## What the exercise asks:
Print the listing below a second time, exactly, and omit its images.

## Source data:
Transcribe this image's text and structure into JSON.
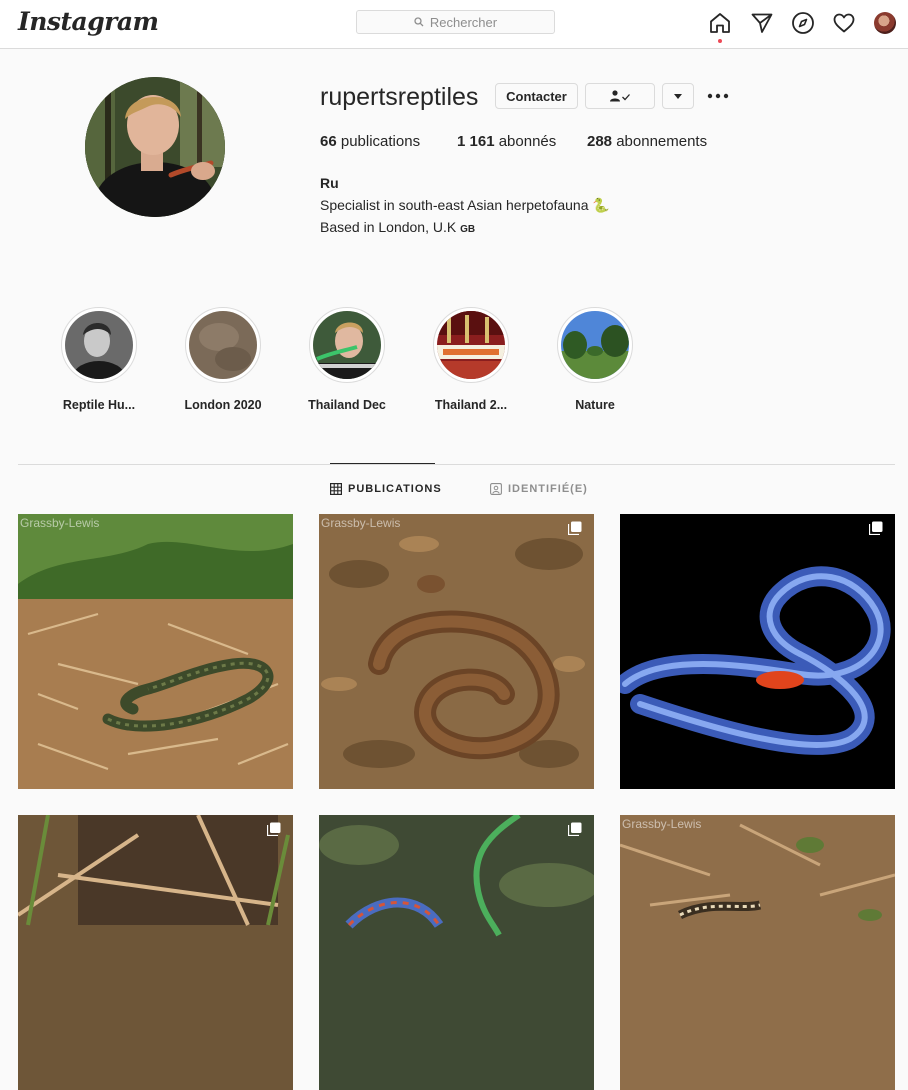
{
  "topbar": {
    "logo": "Instagram",
    "search_placeholder": "Rechercher",
    "icons": [
      "home-icon",
      "direct-icon",
      "explore-icon",
      "activity-icon",
      "profile-avatar"
    ]
  },
  "profile": {
    "username": "rupertsreptiles",
    "contact_label": "Contacter",
    "stats": [
      {
        "value": "66",
        "label": " publications"
      },
      {
        "value": "1 161",
        "label": " abonnés"
      },
      {
        "value": "288",
        "label": " abonnements"
      }
    ],
    "bio": {
      "name": "Ru",
      "line1": "Specialist in south-east Asian herpetofauna 🐍",
      "line2": "Based in London, U.K ",
      "flag": "GB"
    }
  },
  "highlights": [
    {
      "label": "Reptile Hu..."
    },
    {
      "label": "London 2020"
    },
    {
      "label": "Thailand Dec"
    },
    {
      "label": "Thailand 2..."
    },
    {
      "label": "Nature"
    }
  ],
  "tabs": [
    {
      "label": "PUBLICATIONS",
      "active": true
    },
    {
      "label": "IDENTIFIÉ(E)",
      "active": false
    }
  ],
  "posts": [
    {
      "watermark": "Grassby-Lewis",
      "subject": "grass snake on straw",
      "multi": false
    },
    {
      "watermark": "Grassby-Lewis",
      "subject": "brown coiled snake on leaves",
      "multi": true
    },
    {
      "watermark": "",
      "subject": "blue coral snake on black",
      "multi": true
    },
    {
      "watermark": "",
      "subject": "burrow in dirt",
      "multi": true
    },
    {
      "watermark": "",
      "subject": "green vine snake",
      "multi": true
    },
    {
      "watermark": "Grassby-Lewis",
      "subject": "patterned snake in leaf litter",
      "multi": false
    }
  ],
  "colors": {
    "accent": "#ed4956",
    "border": "#dbdbdb",
    "text": "#262626",
    "muted": "#8e8e8e"
  }
}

## Written reply:
Transcribe this image's text and structure into JSON.
{
  "topbar": {
    "logo": "Instagram",
    "search_placeholder": "Rechercher",
    "icons": [
      "home-icon",
      "direct-icon",
      "explore-icon",
      "activity-icon",
      "profile-avatar"
    ]
  },
  "profile": {
    "username": "rupertsreptiles",
    "contact_label": "Contacter",
    "stats": [
      {
        "value": "66",
        "label": " publications"
      },
      {
        "value": "1 161",
        "label": " abonnés"
      },
      {
        "value": "288",
        "label": " abonnements"
      }
    ],
    "bio": {
      "name": "Ru",
      "line1": "Specialist in south-east Asian herpetofauna 🐍",
      "line2": "Based in London, U.K ",
      "flag": "GB"
    }
  },
  "highlights": [
    {
      "label": "Reptile Hu..."
    },
    {
      "label": "London 2020"
    },
    {
      "label": "Thailand Dec"
    },
    {
      "label": "Thailand 2..."
    },
    {
      "label": "Nature"
    }
  ],
  "tabs": [
    {
      "label": "PUBLICATIONS",
      "active": true
    },
    {
      "label": "IDENTIFIÉ(E)",
      "active": false
    }
  ],
  "posts": [
    {
      "watermark": "Grassby-Lewis",
      "subject": "grass snake on straw",
      "multi": false
    },
    {
      "watermark": "Grassby-Lewis",
      "subject": "brown coiled snake on leaves",
      "multi": true
    },
    {
      "watermark": "",
      "subject": "blue coral snake on black",
      "multi": true
    },
    {
      "watermark": "",
      "subject": "burrow in dirt",
      "multi": true
    },
    {
      "watermark": "",
      "subject": "green vine snake",
      "multi": true
    },
    {
      "watermark": "Grassby-Lewis",
      "subject": "patterned snake in leaf litter",
      "multi": false
    }
  ],
  "colors": {
    "accent": "#ed4956",
    "border": "#dbdbdb",
    "text": "#262626",
    "muted": "#8e8e8e"
  }
}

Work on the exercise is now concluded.